- _Dataset_:
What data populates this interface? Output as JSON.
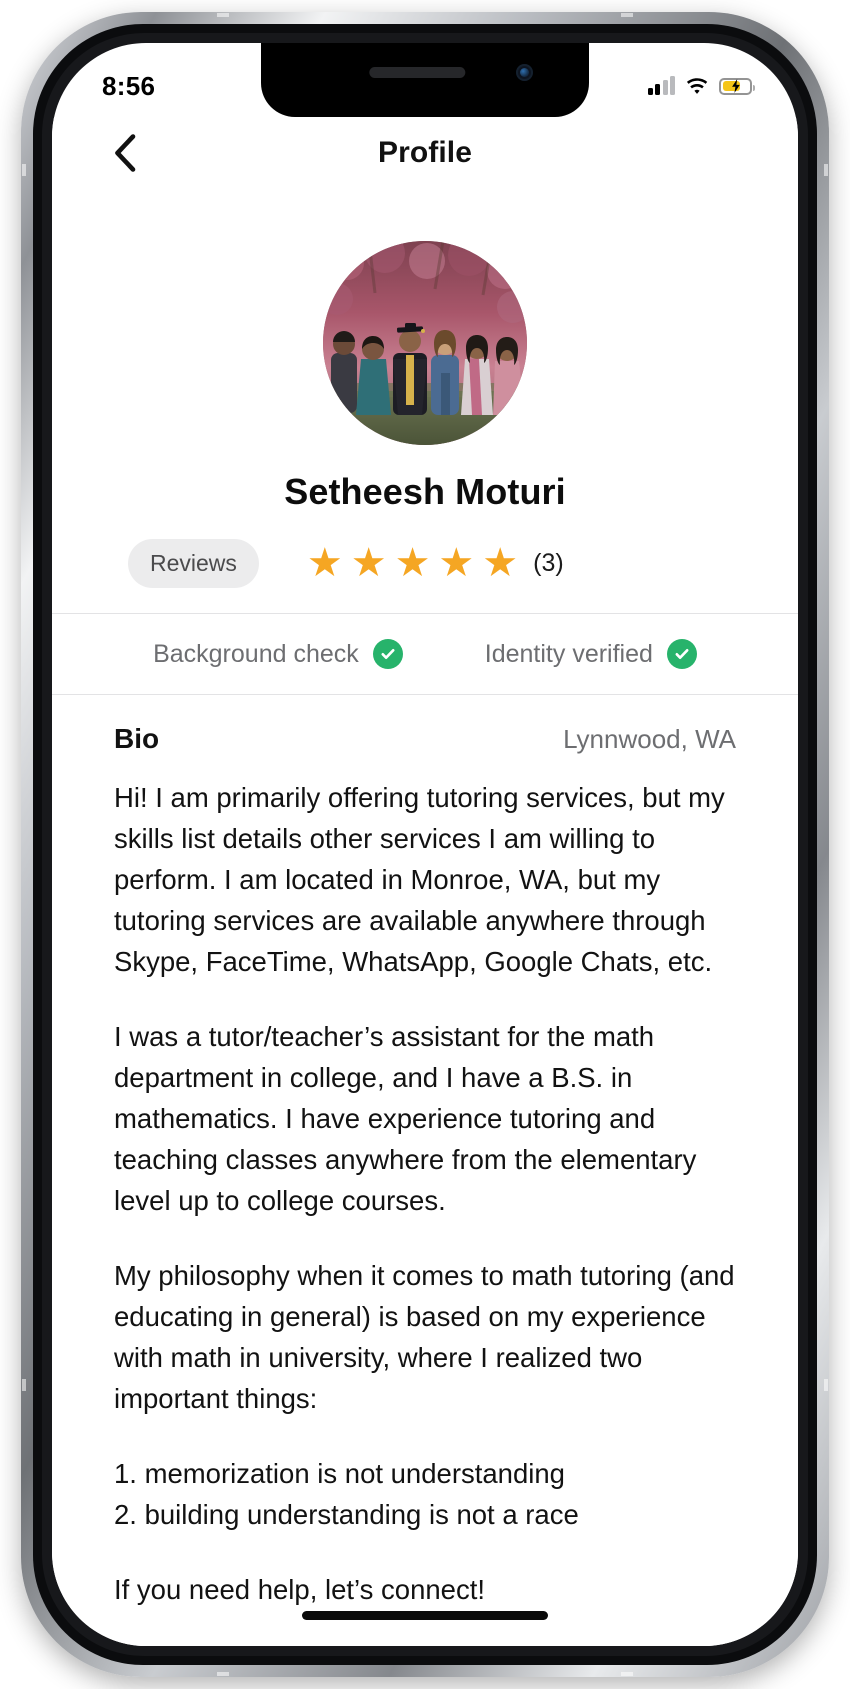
{
  "status_bar": {
    "time": "8:56",
    "signal_icon": "cellular-signal-icon",
    "wifi_icon": "wifi-icon",
    "battery_icon": "battery-charging-icon",
    "battery_color": "#f5c518"
  },
  "nav": {
    "back_icon": "chevron-left-icon",
    "title": "Profile"
  },
  "profile": {
    "avatar_alt": "group-photo-under-blossom-tree",
    "name": "Setheesh Moturi",
    "reviews_label": "Reviews",
    "rating_stars": 5,
    "star_glyph": "★",
    "star_color": "#f5a623",
    "review_count": "(3)"
  },
  "verification": {
    "background_check_label": "Background check",
    "background_check_icon": "verified-check-icon",
    "identity_label": "Identity verified",
    "identity_icon": "verified-check-icon",
    "badge_color": "#27b36b"
  },
  "bio": {
    "title": "Bio",
    "location": "Lynnwood, WA",
    "paragraphs": [
      "Hi! I am primarily offering tutoring services, but my skills list details other services I am willing to perform. I am located in Monroe, WA, but my tutoring services are available anywhere through Skype, FaceTime, WhatsApp, Google Chats, etc.",
      "I was a tutor/teacher’s assistant for the math department in college, and I have a B.S. in mathematics. I have experience tutoring and teaching classes anywhere from the elementary level up to college courses.",
      "My philosophy when it comes to math tutoring (and educating in general) is based on my experience with math in university, where I realized two important things:",
      "1. memorization is not understanding\n2. building understanding is not a race",
      "If you need help, let’s connect!"
    ]
  },
  "home_indicator": "home-indicator"
}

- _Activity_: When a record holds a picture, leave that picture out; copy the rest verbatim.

- _Solution_:
What data populates this interface? Output as JSON.
{
  "status_bar": {
    "time": "8:56",
    "signal_icon": "cellular-signal-icon",
    "wifi_icon": "wifi-icon",
    "battery_icon": "battery-charging-icon",
    "battery_color": "#f5c518"
  },
  "nav": {
    "back_icon": "chevron-left-icon",
    "title": "Profile"
  },
  "profile": {
    "avatar_alt": "group-photo-under-blossom-tree",
    "name": "Setheesh Moturi",
    "reviews_label": "Reviews",
    "rating_stars": 5,
    "star_glyph": "★",
    "star_color": "#f5a623",
    "review_count": "(3)"
  },
  "verification": {
    "background_check_label": "Background check",
    "background_check_icon": "verified-check-icon",
    "identity_label": "Identity verified",
    "identity_icon": "verified-check-icon",
    "badge_color": "#27b36b"
  },
  "bio": {
    "title": "Bio",
    "location": "Lynnwood, WA",
    "paragraphs": [
      "Hi! I am primarily offering tutoring services, but my skills list details other services I am willing to perform. I am located in Monroe, WA, but my tutoring services are available anywhere through Skype, FaceTime, WhatsApp, Google Chats, etc.",
      "I was a tutor/teacher’s assistant for the math department in college, and I have a B.S. in mathematics. I have experience tutoring and teaching classes anywhere from the elementary level up to college courses.",
      "My philosophy when it comes to math tutoring (and educating in general) is based on my experience with math in university, where I realized two important things:",
      "1. memorization is not understanding\n2. building understanding is not a race",
      "If you need help, let’s connect!"
    ]
  },
  "home_indicator": "home-indicator"
}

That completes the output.